In some states, those with a felony conviction are ineligible to vote. Voting rights are not protected explicitly in the US Constitution, although several Amendments safeguard certain aspects of voting rights.  Whether or not you lose your right to vote is determined by state law.

There is great variation in how states treat the right to vote among citizens who have been convicted of a felony. Such lack of uniformity makes it very difficult for justice-impacted individuals to understand their rights.

Justice-impacted people represent a significant portion of American society. One out of every three Americans has a past criminal conviction. Under current legislation, there are more than 18 million individuals with past convictions who can vote. On the other hand, in 2020, over 5 million people were prohibited from voting in the elections due to laws that disenfranchise citizens.

In addition, there are 2 million Americans currently in correctional institutions across America.  Few states allow prisoners to vote, but few incarcerated individuals  actually cast a ballot. Why? Because many states lack laws that designate prisons as polling locations, facilities lack policies to govern voting procedures, and processes that ensure individuals in prison can access the required forms.

The Civil Rights Division of the Department of Justice publishes a guide that can assist the justice-impacted in determining if they can exercise their right to vote. The guide is helpful, but many people do not know that it exists. That’s why issue campaigns and grass roots organizing by organizations like PLAN and ACLU are so important.

The ACLU’s voting rights campaigns educate and mobilize individuals who understand the importance of restoring voting rights,  improving access to the ballot and fighting voter suppression.  These efforts are critically important to ensure that members historically disenfranchised communities know how to exercise their rights.
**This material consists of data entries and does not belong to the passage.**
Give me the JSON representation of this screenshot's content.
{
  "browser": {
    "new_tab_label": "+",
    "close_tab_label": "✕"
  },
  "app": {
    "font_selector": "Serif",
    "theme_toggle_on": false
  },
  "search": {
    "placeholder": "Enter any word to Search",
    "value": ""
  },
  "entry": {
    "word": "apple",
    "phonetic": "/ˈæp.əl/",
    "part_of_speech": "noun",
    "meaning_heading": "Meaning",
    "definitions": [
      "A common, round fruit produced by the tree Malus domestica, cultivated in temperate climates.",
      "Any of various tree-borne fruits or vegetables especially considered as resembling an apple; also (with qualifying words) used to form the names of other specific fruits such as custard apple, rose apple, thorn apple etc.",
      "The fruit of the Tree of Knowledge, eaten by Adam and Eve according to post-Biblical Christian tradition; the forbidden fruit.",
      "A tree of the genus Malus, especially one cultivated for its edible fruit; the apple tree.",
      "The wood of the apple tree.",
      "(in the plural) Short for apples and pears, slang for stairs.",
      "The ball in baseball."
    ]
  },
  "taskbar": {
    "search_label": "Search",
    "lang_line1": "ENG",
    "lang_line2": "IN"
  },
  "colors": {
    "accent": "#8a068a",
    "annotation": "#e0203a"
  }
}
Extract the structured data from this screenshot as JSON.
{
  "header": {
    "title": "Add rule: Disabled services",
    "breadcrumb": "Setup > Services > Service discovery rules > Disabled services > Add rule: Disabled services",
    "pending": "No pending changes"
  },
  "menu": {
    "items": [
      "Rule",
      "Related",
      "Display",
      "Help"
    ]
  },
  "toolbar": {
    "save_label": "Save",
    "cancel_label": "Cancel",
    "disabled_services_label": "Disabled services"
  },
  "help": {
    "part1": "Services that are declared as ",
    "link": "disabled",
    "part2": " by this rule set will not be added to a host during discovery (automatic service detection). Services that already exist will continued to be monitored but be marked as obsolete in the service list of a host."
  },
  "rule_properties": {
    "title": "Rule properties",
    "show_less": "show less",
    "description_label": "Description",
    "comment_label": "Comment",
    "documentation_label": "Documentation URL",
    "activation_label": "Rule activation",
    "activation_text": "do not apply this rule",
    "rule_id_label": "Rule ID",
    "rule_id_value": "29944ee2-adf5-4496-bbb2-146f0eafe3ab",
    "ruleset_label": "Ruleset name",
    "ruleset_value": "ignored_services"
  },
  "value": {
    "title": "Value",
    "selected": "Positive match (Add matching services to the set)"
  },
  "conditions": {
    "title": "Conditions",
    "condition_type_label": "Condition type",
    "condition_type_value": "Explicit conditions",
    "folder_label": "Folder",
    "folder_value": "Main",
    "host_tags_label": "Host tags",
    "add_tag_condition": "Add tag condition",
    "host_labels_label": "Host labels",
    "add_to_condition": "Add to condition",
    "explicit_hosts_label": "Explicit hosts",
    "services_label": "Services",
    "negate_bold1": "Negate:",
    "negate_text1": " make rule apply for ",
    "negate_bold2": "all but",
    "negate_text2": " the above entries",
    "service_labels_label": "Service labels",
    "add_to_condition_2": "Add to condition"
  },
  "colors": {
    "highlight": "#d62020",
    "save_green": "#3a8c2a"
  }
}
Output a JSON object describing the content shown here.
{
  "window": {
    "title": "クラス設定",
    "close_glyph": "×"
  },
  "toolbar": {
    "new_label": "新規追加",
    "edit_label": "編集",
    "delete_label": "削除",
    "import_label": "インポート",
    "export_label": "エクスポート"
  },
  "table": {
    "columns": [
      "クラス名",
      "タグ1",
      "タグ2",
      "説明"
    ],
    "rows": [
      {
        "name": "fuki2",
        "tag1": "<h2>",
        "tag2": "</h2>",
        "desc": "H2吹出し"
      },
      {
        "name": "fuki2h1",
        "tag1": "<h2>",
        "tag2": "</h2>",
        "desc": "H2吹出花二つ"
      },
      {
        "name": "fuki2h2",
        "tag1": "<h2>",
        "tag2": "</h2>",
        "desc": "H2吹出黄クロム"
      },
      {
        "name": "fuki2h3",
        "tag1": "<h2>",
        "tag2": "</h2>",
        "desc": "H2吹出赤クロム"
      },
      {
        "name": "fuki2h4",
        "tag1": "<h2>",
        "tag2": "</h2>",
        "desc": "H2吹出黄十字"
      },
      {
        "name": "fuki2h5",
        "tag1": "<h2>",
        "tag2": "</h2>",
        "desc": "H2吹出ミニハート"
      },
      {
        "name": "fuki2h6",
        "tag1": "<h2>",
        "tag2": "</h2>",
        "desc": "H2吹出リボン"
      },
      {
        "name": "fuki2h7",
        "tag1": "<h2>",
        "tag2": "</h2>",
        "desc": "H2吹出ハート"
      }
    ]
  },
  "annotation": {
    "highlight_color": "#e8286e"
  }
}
There are many down-stream effects of low levels of voter turnout in specific subsets of American society.  First, the interests and needs of these individuals and their communities remain unvoiced. Second, some elected officials are missing input from a significant portion of the people they are supposed to represent.   As a result,  the interests and needs of the disenfranchised, who tend to be both poor and minorities, are not reflected in the public policies these elected officials promote.

The negative effects of losing the right to vote, or not knowing if you have the right to vote, go far beyond the limitations in the scope of public policy. Felony disenfranchisement is undemocratic. But beyond that, it’s liked to poor health outcomes and contributes to recidivism.

If you are a justice-impacted person, I encourage you find out if your right to vote has been restored and, if it has not been, what you can do.  If you know justice-impacted individuals, I encourage you to share this post so they can learn more about their right to vote and how it can be restored. If you are an individual who has not been directly impacted by the justice system,  I encourage you to not only exercise your right to vote but also support those running for office who will take bold action to restore the right to vote for your fellow citizens who are justice-impacted.